The final Sears location in the Kansas City metro is closing soon, and the number of active stores in the United States is a shadow of what it used to be.
The Sears Home and Life location on 119th Street at Lamar Avenue in Overland Park, Kansas has about a month to go before it will lock its doors for good.
An employee at the store told FOX4 workers have been told the store will call it a day in mid-June, but corporate leaders haven’t specified a date.
“This is terrible. I grew up with Sears,” Sharese Matthews, a customer, said. “They have all the latest electronics and home appliances with all the great technology. I feel like I’m going to have to travel further now to get what we need.”
There were at least five Sears locations in the Kansas City metro at one point. A large Sears store stood on the Country Club Plaza, and the former Metcalf South Mall store met the wrecking ball in 2019. The Overland Park store has everything marked down to sell quickly. Signs posted outside the store confirm the store’s fate.
At one point, Sears was the world’s largest retailer, boasting 3,500 stores. Published reports indicate only 16 stores remain, and the Overland Park store is one of five that will close this year. Only a handful of employees remain in the 119th Street store, which sits near Blue Valley North High School.
“They’re not keeping their eye on their competition,” Tony Tocco, a business professor at Rockhurst University’s Helzberg School of Management, said.
He said he’s been tracking Sears’ ups and downs since the 1980’s. Sears reached a zenith in the 80’s, and was more powerful than Wal-Mart and Amazon are today, according to Tocco.
Tocco believes Sears leaders failed to keep up with their competition, and the company was foolish not to concentrate on online sales, clinging instead to antiquated catalog sales and brick and mortar stores.
“They lost their customer. They forgot who their customer was. I think part of that is because you get so big, you’re arrogant. You become almost arrogant — like, we can do anything we want,” Tocco said.
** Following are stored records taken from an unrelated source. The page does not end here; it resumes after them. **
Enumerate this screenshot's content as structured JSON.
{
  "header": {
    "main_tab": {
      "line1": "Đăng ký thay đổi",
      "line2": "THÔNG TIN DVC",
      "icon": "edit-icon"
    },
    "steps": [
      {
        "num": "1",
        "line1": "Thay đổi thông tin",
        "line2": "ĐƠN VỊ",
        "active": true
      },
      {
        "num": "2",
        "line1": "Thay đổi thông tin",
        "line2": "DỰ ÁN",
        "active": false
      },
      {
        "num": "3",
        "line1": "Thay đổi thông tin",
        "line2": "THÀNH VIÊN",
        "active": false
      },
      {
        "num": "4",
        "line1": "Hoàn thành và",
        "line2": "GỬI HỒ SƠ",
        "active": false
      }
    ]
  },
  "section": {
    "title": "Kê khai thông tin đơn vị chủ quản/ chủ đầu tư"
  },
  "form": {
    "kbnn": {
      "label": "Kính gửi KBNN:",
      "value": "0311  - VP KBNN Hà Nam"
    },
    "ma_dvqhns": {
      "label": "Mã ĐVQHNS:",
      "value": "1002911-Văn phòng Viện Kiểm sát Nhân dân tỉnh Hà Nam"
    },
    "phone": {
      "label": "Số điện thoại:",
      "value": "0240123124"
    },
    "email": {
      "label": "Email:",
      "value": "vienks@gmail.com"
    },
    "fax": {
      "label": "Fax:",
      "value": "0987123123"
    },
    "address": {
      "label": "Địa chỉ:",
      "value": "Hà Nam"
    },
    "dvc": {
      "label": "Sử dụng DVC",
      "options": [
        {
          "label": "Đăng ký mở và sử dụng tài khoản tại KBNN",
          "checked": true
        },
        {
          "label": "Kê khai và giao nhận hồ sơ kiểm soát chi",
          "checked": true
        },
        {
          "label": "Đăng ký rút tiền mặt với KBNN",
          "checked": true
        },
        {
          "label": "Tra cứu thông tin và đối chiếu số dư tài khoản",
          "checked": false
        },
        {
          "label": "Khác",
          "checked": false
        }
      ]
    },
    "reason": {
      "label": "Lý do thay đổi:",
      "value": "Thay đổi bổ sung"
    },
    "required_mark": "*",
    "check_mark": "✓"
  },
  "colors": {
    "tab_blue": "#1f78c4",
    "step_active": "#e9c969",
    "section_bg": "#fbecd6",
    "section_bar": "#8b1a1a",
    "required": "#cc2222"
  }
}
FOX4 reached out to TransformCo, the Illinois-based firm that operates the remaining Sears stores. Our phone calls, email and Tweets were not answered.